This does not mean that we subscribe to all that is said in the book. For example, the book repeatedly speaks of the patience of God. This may be due to the fact that it is a translation. We have not the original Holland. But the expression “patience of God” is not a Scriptural concept. Never do you read in the Bible that God is patient. He is said to be longsuffering and forbearing. He is also said to be the God of all patience. But that is quite different than to say He is patient. Patience is a grace He gives to His people, but He Himself is never said to be patient. Nor do we agree that all the children of God have the same experience and calling that Jonah had, as the author seems to imply. 
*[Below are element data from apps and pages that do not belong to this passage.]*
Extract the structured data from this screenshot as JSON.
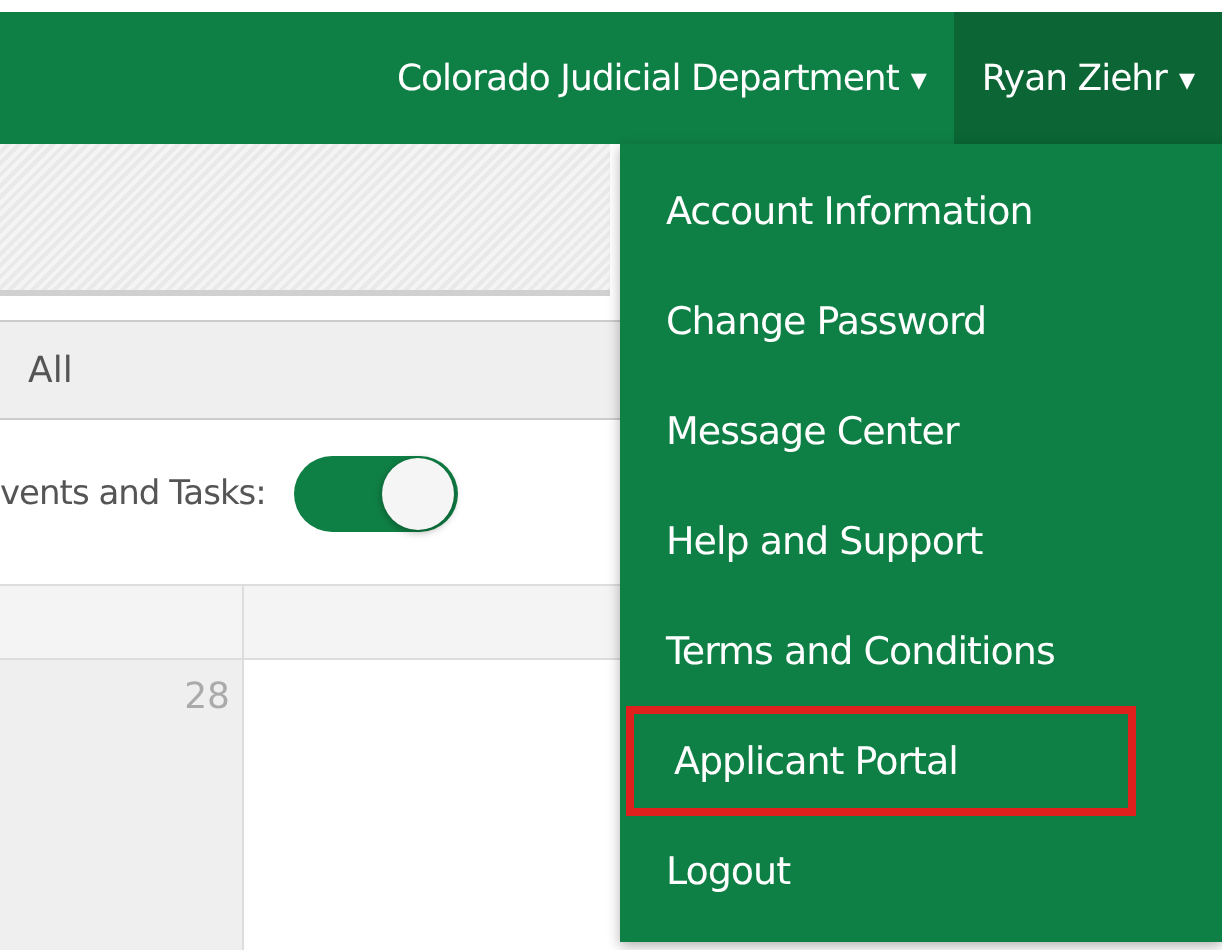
{
  "navbar": {
    "organization": {
      "label": "Colorado Judicial Department",
      "caret": "▾"
    },
    "user": {
      "label": "Ryan Ziehr",
      "caret": "▾",
      "expanded": true
    }
  },
  "filter": {
    "value": "All"
  },
  "toggle": {
    "label": "vents and Tasks:",
    "on": true
  },
  "calendar": {
    "day": "28"
  },
  "user_menu": [
    {
      "label": "Account Information",
      "highlighted": false
    },
    {
      "label": "Change Password",
      "highlighted": false
    },
    {
      "label": "Message Center",
      "highlighted": false
    },
    {
      "label": "Help and Support",
      "highlighted": false
    },
    {
      "label": "Terms and Conditions",
      "highlighted": false
    },
    {
      "label": "Applicant Portal",
      "highlighted": true
    },
    {
      "label": "Logout",
      "highlighted": false
    }
  ]
}
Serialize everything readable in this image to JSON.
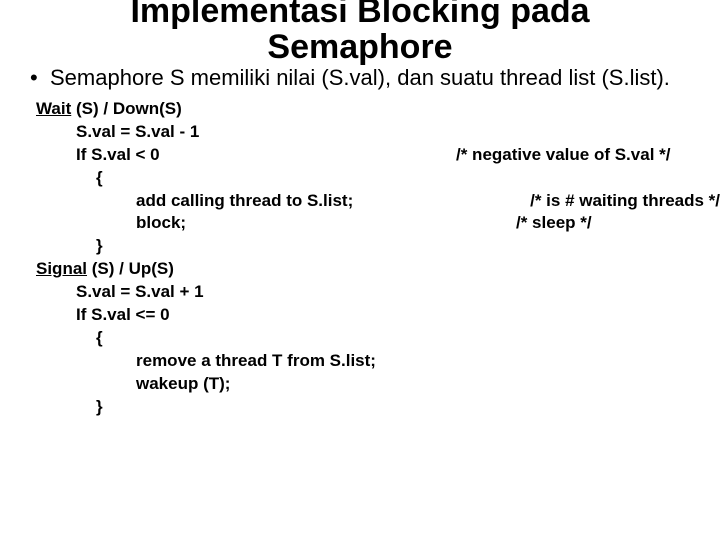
{
  "title_line1": "Implementasi Blocking pada",
  "title_line2": "Semaphore",
  "bullet_text": "Semaphore S memiliki nilai (S.val), dan suatu thread list (S.list).",
  "wait_hdr_u": "Wait",
  "wait_hdr_rest": " (S) / Down(S)",
  "wait_l1": "S.val = S.val - 1",
  "wait_l2_left": "If S.val < 0",
  "wait_l2_right": "/* negative value of S.val */",
  "brace_open": "{",
  "wait_l3_left": "add calling thread to S.list;",
  "wait_l3_right": "/* is # waiting threads */",
  "wait_l4_left": "block;",
  "wait_l4_right": "/* sleep */",
  "brace_close": "}",
  "sig_hdr_u": "Signal",
  "sig_hdr_rest": " (S) / Up(S)",
  "sig_l1": "S.val = S.val + 1",
  "sig_l2": "If S.val <= 0",
  "sig_l3": "remove a thread T from S.list;",
  "sig_l4": "wakeup (T);"
}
But if you wish to study about Jonah, and at the same time read a refreshingly written book related to him, we recommend that you get this book, which was published as late as November 5, 1965. 

—Rev. M. Schipper 

“The Church In The Age Of Revolution” (Vol. V of “The Pelican History of The Church). by Alec R. Vidler. Wm. B. Eerdmans Publishing Company; 287 pp. $5.00. 

Reviews on two other volumes in this series of books on Church History have appeared earlier in The Standard Bearer. This volume covers the history of the Church from 1789 to the present day. 

The date 1789 is chosen because this is the date of the French Revolution which, according to the author, had profound impact upon subsequent times up to the present. Hence the age which is covered by this book can appropriately be called “An Age Of Revolution.” Taking his starting point therefore in the political revolution in France, he goes on to discuss the revolution in philosophy led by Schleiermacher, Kant and Hegel; the revolution in the form of the Church—especially in England, Ireland and Scotland as the Church lost its character of The Establishment; the revolution in Biblical studies under the influences of higher criticism; the revolution in theology under the impact of Darwinian evolution, scientific technological advance and liberal theological thought from such men as Barth, Niebuhr, Tillich and Bultmann; and the revolutionary character of the Church as it developed in America so differently from the Church in Europe.

Included are discussions somewhat brief on Eastern Orthodoxy, particularly in the Russian Orthodox Church, mission work, and the ecumenical movement. 

While the book treats particularly of the major trends in the Church and the world (and is in this respect extremely valuable), we have the same criticism to make of this volume as we have made of the others. It offers no evaluation of philosophical and theological trends, speaks without criticism of the rise of higher critical studies, the liberal trends in the Church and modern ecumenicism; it speaks only disparagingly of Calvinism and mentions very briefly the history of the Church which through these revolutions kept the faith. 

For those who want a compact survey of the period treated, this book is a valuable asset. 

—Prof. H. Hanko